Monday, May 17, 2010

How can we be sure what Jesus taught about sexual behavior?

NOTE: This is one in a series of posts from my moral theology assignments. They are intended to be brief responses. In many cases, the topics could be extensively explored, but that was not the intent of the assignment.

First and foremost, we must remember that Jesus was a faithful Jew. As such, he accepted the teachings of the rabbis on the Law, except when it was clear that they were relying on casuistic arguments to twist the meaning of the Law.[i] Yet He still respected the authority of their teaching while disputing their behavior: “The scribes and the Pharisees sit on Moses’ seat; so practice and observe whatever they tell you, but not what they do” (Matthew 23:2–3). Ashley notes that Jesus carefully fulfills the Law but not always in the way expected by the Pharisees.[ii] In Jesus’ sermons, He goes beyond the letter of the Law and gets to the motivations behind sin, which invariably results in a strengthening of prohibitions rather than a weakening. One can see this process in particular with the prohibition against divorce.[iii] In this sense, He operates much in the same way as the Church when it defines moral teaching, typically strengthening it rather than relaxing it and “applying Gospel norms more consistently.”[iv]

Based on this presentation of Jesus, then, we should assume (if anything) He would also teach the same beliefs on sexual behavior as the Pharisees, with a small exception. While the Law focuses on behaviors, specifically condemning sexual actions rather than internal motivation,[iv] Jesus looks at motivations, for example, when He condemns lust in Matthew 5:28. Later in Matthew, He condemns the scribes and Pharisees not only for their actions but for the internal uncleanliness: “Woe to you, scribes and Pharisees, hypocrites! For you cleanse the outside of the cup and of the plate, but inside they are full of extortion and rapacity” (23:25). Elsewhere in Matthew, Jesus states, “But what comes out of the mouth proceeds from the heart, and this defiles a man. For out of the heart come evil thoughts, murder, adultery, fornication, theft, false witness, slander. These are what defile a man; but to eat with unwashed hands does not defile a man” (15:18–20). In this passage, fornication is presented as defiling someone from within, so Jesus clearly sees the internal inclination to desire fornication as sinful, and not merely the act. If He condemns the mere thought of such things, clearly He would also condemn the acts.

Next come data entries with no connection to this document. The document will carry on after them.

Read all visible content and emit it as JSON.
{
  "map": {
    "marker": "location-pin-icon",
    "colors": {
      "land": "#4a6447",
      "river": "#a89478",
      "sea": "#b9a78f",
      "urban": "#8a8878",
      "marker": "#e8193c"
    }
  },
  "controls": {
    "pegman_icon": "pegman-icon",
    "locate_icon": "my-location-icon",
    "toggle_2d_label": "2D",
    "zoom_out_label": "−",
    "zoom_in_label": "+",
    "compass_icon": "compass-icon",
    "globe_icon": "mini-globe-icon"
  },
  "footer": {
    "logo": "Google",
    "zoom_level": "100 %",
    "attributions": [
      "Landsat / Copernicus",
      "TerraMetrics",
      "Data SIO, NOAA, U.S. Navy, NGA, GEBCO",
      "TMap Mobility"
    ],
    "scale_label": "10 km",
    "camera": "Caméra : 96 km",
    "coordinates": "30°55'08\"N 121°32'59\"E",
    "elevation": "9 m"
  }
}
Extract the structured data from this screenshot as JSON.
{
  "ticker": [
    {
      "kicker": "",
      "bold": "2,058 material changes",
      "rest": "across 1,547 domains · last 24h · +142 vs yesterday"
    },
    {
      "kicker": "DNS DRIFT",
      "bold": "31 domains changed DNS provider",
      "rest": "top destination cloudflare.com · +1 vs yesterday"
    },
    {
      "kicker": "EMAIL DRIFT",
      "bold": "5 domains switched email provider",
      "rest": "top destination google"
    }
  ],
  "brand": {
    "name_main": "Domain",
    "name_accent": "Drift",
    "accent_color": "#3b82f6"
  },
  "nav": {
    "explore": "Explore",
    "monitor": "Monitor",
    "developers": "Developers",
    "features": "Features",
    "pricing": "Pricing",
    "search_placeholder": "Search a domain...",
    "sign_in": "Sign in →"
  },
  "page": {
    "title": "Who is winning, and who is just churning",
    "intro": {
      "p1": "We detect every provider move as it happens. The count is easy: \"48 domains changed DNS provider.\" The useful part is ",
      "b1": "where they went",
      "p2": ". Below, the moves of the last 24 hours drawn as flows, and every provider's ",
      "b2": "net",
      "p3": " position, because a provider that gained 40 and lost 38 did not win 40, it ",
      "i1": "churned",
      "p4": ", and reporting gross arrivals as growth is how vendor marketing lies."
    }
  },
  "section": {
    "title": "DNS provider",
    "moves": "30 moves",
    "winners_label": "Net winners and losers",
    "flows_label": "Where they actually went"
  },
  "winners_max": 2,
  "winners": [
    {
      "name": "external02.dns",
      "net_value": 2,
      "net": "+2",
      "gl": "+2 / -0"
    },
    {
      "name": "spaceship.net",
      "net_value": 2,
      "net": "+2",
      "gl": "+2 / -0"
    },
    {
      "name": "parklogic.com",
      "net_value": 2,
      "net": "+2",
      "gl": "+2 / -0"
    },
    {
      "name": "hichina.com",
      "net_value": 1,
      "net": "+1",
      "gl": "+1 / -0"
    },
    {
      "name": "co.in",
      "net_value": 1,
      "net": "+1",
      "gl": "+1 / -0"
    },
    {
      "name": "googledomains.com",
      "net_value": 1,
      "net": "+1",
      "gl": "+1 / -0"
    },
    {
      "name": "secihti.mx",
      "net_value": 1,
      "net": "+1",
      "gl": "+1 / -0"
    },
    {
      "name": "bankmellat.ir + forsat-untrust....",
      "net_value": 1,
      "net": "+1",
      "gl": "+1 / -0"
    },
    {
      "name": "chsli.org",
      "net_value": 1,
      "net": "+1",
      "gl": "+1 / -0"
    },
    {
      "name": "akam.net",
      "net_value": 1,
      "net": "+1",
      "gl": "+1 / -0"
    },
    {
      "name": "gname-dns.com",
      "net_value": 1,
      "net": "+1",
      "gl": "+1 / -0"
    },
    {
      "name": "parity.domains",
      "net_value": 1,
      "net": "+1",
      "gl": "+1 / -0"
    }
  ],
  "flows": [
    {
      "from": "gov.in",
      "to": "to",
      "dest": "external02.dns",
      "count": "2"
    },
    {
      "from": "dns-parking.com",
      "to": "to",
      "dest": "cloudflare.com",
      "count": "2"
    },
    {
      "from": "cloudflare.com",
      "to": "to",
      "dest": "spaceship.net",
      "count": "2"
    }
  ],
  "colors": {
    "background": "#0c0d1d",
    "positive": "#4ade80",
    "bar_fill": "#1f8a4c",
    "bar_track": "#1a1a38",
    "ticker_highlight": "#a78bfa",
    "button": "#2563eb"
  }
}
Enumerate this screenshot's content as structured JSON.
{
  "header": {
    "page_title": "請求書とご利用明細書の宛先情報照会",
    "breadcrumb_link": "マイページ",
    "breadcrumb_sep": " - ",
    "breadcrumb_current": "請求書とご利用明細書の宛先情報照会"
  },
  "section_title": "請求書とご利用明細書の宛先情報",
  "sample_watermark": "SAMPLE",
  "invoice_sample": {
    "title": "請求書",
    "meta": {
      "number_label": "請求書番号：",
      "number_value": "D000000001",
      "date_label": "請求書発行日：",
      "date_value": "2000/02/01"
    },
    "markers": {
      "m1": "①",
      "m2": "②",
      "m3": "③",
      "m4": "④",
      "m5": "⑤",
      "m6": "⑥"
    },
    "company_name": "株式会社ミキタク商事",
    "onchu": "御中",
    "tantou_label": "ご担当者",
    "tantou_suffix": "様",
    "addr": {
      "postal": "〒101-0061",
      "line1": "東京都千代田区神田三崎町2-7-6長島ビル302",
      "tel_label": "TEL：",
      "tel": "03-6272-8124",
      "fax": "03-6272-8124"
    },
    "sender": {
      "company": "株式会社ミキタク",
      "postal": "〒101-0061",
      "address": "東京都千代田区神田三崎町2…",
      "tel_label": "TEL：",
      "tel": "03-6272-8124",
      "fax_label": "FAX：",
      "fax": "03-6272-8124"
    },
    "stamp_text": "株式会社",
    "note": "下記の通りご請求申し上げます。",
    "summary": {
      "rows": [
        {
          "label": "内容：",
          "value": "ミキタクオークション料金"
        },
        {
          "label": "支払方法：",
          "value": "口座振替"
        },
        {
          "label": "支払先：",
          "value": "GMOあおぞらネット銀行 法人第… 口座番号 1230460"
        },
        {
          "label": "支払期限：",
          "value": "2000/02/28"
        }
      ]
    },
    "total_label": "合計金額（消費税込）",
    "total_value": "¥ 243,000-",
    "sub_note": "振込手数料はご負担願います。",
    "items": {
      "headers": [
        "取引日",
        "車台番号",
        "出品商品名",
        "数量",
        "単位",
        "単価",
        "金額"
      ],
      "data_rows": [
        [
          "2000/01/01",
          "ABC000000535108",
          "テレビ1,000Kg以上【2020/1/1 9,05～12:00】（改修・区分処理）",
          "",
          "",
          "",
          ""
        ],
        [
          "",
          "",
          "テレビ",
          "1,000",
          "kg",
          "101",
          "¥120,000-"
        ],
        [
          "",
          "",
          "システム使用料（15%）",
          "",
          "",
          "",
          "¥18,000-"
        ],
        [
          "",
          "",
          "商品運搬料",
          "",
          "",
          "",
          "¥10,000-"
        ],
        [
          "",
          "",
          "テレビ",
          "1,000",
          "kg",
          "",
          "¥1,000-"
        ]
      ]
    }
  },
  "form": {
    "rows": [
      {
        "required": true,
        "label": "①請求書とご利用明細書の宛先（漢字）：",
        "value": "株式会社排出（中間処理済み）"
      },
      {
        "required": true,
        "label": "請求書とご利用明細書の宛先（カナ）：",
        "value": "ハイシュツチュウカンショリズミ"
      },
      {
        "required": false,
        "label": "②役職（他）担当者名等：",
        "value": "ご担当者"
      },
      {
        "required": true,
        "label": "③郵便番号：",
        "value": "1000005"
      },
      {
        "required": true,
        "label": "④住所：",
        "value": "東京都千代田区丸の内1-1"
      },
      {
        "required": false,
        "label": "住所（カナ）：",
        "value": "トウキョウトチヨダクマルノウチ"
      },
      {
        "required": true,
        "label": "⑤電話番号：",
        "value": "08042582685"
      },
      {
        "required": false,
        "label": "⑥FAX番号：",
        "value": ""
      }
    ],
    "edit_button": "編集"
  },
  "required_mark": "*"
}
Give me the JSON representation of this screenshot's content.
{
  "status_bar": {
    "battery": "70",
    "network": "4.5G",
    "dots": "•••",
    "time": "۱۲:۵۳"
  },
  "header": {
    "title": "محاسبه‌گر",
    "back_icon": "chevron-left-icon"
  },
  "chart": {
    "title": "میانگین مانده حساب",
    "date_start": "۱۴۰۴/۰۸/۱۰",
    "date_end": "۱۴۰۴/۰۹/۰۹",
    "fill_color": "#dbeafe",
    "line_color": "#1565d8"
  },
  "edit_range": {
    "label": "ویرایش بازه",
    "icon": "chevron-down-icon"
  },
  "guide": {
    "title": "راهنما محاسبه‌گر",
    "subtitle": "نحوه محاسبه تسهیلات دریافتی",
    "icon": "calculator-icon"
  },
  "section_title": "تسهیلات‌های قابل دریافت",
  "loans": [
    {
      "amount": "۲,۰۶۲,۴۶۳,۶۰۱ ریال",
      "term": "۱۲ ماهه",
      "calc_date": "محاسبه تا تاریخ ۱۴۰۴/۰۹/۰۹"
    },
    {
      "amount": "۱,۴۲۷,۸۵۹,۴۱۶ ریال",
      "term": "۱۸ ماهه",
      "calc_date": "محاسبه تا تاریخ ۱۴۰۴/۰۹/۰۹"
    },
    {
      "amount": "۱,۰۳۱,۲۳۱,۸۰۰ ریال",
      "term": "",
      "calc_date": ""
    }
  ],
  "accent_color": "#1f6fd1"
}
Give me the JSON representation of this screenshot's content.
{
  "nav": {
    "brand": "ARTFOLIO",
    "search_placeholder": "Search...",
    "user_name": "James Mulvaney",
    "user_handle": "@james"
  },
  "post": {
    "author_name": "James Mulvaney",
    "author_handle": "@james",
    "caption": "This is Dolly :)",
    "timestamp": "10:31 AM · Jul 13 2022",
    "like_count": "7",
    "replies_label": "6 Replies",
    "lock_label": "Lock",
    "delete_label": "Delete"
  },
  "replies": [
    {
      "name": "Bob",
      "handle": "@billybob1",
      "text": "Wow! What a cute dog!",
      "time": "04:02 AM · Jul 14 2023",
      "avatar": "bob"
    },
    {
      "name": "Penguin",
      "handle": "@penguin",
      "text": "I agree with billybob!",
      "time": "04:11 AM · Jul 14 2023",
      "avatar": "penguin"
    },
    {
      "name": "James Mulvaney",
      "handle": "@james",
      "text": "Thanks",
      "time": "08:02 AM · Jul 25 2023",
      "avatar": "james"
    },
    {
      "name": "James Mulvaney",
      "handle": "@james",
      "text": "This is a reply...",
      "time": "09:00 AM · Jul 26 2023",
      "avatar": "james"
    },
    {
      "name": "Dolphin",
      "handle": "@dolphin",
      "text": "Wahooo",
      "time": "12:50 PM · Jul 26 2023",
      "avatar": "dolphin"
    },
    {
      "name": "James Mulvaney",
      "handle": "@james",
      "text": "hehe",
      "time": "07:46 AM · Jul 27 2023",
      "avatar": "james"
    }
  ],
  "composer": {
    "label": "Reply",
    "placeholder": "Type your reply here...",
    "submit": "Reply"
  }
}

i. Benedict Ashley, Living the Truth in Love: A Biblical Introduction to Moral Theology, (Staten Island: St. Pauls, 1996), 31.
ii. Benedict Ashley, “Moral Theology: Lecture 3A—Lesson Five,” International Catholic University, 6 February 2010, http://home.comcast.net/~icuweb/c00305.htm.
iii. Ibid.
iv. Benedict Ashley, “Moral Theology: Lecture 4B—Lesson 8,” International Catholic Univsersity, 27 February 2010, http://home.comcast.net/~icuweb/c00308.htm.
v. Robert Kugler and Patrick Hartin, An Introduction to the Bible (Grand Rapids, MI: William B. Eerdmans Publishing Company, 2009), 85.
Post a Comment